Various types of plants, fungi and even animals are known to change their shape in strong winds to reduce drag.
Leaves, in particular are known to curl up in strong winds. How they do this is not well understood, because of the dynamic nature of the problem and the difficulty taking good data.
So Laura Miller and pals at the University of North Carolina at Chapel Hill have had a stab at working out what’s going on by videoing leaves in wind.
They’ve also videoed the way some leaves aquaplane in water, that is rise to the surface to reduce drag.
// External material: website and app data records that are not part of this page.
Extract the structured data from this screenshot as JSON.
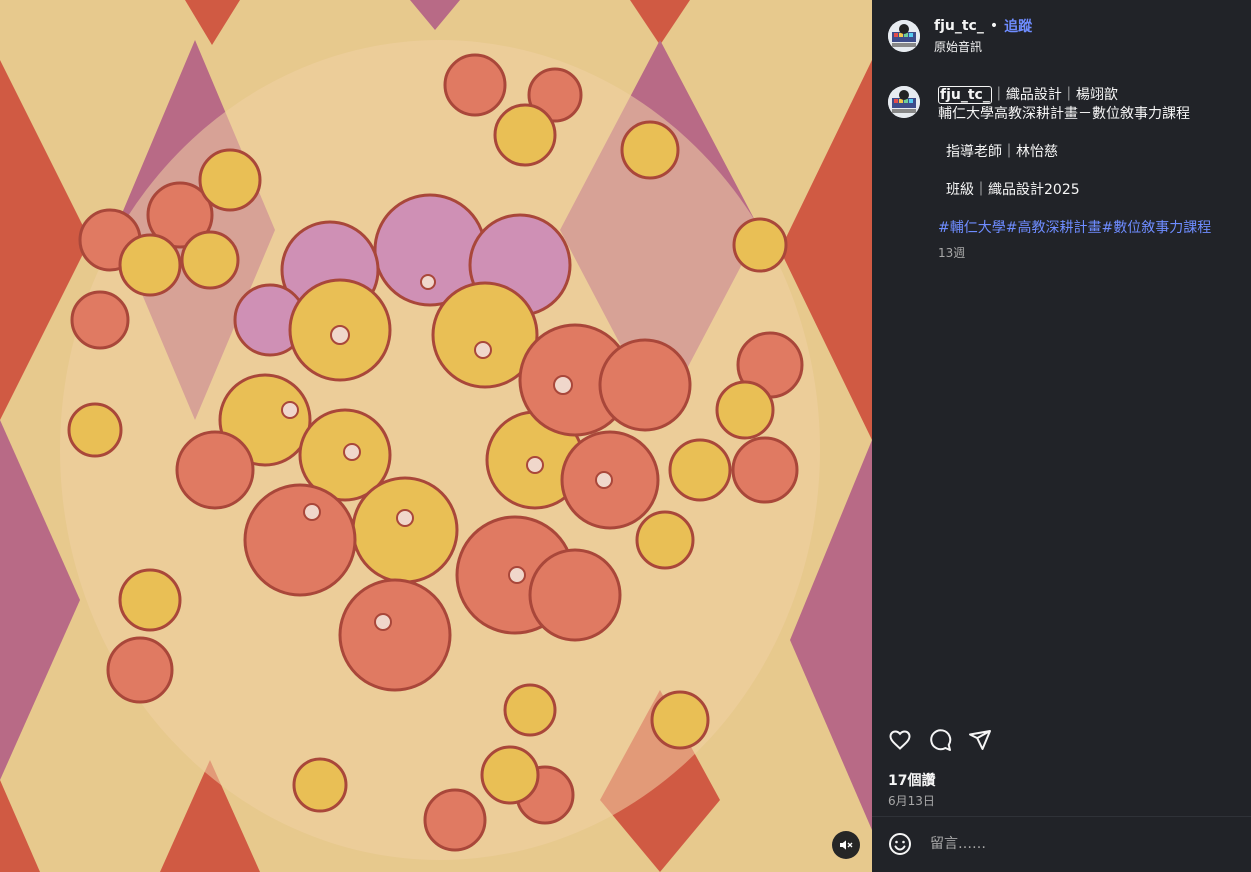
{
  "post": {
    "username": "fju_tc_",
    "separator": "•",
    "follow_label": "追蹤",
    "audio_label": "原始音訊"
  },
  "caption": {
    "username": "fju_tc_",
    "title_suffix": "｜織品設計｜楊翊歆",
    "line2": "輔仁大學高教深耕計畫－數位敘事力課程",
    "teacher": "指導老師｜林怡慈",
    "class": "班級｜織品設計2025",
    "hashtags": "#輔仁大學#高教深耕計畫#數位敘事力課程",
    "age": "13週"
  },
  "stats": {
    "likes": "17個讚",
    "date": "6月13日"
  },
  "comment": {
    "placeholder": "留言……"
  },
  "icons": {
    "like": "heart-icon",
    "comment": "comment-icon",
    "share": "send-icon",
    "emoji": "emoji-icon",
    "mute": "speaker-muted-icon"
  },
  "colors": {
    "background": "#212328",
    "link": "#6e8cff",
    "diamond_red": "#d05a43",
    "diamond_purple": "#b86a86",
    "diamond_cream": "#e7c98d",
    "flower_coral": "#e07a62",
    "flower_yellow": "#e9bf55",
    "flower_pink": "#cf90b5"
  }
}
Curiously, leaves from herbaceous plants seem to display the aquaplaning behaviour whereas tree leaves do not, presumably because herbaceous leaves, being generally closer to the ground, are more likely to be caught in flood waters.
There are obvious selection advantages for organisms that can survive strong winds and floods so it’s no surprise that some kind of protection mechanism has evolved. That makes it all the more fascinating to see it in action.
The video is here and is worth a look if you have a few minutes.
Ref: arxiv.org/abs/0810.1975: Leaf Roll-Up and Aquaplaning in Strong Winds and Floods